- _EXERCISE MATERIAL_:
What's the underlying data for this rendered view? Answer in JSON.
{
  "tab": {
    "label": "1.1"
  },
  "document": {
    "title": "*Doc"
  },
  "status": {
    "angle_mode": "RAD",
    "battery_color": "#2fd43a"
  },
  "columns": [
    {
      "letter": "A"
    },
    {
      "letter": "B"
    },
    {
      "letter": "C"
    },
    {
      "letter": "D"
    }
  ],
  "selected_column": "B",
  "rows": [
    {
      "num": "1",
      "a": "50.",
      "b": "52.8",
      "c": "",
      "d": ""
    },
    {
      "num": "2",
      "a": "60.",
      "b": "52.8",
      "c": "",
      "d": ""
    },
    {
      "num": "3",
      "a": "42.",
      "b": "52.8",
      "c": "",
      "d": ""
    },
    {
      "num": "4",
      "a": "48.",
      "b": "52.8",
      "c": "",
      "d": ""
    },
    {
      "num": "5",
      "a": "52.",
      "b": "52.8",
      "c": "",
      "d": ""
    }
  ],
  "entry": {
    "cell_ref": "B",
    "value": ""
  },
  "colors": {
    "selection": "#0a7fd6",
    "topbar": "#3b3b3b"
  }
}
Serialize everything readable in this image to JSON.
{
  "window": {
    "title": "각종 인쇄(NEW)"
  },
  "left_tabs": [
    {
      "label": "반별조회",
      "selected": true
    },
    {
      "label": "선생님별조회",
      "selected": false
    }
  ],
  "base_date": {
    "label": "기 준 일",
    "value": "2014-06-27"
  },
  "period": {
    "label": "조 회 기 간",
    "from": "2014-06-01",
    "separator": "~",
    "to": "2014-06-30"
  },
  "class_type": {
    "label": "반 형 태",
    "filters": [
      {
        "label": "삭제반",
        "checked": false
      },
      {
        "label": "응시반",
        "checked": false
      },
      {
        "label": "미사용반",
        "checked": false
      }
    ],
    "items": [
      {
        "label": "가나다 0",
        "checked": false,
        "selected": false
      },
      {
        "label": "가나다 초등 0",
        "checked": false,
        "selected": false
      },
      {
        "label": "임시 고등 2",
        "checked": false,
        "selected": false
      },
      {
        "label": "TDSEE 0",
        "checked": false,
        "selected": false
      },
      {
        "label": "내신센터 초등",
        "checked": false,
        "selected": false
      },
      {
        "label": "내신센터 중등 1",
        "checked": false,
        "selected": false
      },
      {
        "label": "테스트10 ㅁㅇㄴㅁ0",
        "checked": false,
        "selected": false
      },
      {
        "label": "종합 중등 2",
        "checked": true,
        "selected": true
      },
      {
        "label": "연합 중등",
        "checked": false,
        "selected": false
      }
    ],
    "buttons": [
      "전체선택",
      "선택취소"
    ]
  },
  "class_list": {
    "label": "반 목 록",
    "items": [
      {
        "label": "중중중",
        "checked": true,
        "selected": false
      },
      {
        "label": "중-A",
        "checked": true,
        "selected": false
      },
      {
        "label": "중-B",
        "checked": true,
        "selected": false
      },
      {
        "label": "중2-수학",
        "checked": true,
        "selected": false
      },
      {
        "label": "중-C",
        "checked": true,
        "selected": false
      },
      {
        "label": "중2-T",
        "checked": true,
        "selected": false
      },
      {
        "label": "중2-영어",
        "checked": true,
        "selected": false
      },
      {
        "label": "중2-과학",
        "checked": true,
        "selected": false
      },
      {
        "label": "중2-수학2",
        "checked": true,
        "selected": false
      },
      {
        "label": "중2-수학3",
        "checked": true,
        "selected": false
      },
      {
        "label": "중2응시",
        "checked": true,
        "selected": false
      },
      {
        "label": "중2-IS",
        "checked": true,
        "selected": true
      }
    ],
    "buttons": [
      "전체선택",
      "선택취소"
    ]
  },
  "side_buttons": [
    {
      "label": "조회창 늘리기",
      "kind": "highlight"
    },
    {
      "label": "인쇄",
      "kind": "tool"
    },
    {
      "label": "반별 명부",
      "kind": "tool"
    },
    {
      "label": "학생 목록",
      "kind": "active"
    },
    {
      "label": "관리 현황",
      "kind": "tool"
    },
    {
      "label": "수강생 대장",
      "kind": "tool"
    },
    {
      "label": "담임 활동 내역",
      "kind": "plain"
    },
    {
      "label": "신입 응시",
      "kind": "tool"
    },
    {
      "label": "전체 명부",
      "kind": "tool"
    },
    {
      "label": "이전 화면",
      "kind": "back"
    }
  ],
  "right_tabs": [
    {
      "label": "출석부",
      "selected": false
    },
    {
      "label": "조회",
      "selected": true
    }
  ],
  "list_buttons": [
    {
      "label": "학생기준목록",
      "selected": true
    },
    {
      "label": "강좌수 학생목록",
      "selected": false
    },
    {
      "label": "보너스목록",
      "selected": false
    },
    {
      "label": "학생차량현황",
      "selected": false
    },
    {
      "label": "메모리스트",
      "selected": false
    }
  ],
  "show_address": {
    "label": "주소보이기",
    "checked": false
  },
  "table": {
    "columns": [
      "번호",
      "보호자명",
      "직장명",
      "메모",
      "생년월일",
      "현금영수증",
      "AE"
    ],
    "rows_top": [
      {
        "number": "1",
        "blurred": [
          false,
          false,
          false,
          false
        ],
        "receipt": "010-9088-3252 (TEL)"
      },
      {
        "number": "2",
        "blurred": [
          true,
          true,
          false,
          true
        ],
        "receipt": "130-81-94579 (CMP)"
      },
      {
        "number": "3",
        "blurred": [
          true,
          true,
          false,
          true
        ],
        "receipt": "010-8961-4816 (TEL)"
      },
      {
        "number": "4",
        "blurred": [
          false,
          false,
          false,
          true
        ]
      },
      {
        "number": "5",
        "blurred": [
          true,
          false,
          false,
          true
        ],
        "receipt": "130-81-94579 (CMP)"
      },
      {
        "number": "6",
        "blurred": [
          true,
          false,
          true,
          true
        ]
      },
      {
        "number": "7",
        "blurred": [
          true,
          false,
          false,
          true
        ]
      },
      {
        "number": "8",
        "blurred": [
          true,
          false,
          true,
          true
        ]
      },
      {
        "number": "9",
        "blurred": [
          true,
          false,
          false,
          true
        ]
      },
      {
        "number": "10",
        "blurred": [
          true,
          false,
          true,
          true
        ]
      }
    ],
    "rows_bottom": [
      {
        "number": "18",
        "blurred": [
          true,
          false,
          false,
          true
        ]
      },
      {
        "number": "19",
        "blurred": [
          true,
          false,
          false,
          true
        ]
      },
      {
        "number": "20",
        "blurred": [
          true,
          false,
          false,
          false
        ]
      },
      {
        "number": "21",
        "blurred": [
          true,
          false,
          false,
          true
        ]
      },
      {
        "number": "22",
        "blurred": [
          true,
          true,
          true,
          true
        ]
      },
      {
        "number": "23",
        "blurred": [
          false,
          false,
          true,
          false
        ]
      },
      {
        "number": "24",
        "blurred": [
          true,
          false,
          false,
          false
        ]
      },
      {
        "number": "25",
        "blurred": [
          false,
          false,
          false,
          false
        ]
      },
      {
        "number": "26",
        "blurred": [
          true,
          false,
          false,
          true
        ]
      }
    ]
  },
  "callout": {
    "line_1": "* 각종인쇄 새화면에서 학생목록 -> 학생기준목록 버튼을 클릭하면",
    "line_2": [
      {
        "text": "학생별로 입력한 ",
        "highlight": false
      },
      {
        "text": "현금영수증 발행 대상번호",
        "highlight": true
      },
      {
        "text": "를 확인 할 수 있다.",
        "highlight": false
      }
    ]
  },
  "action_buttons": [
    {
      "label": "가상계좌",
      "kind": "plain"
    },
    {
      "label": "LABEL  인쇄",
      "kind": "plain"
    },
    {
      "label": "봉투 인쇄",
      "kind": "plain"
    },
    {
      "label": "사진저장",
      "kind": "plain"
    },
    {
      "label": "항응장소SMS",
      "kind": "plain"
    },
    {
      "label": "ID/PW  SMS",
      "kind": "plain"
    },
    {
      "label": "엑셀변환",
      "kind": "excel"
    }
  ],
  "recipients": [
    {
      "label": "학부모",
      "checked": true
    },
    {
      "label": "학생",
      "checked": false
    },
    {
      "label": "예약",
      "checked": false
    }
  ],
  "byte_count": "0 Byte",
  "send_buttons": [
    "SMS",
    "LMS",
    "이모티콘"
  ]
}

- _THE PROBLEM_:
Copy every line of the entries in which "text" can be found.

- _TASK OUTPUT_:
        "text": "학생별로 입력한 ",
        "text": "현금영수증 발행 대상번호",
        "text": "를 확인 할 수 있다.",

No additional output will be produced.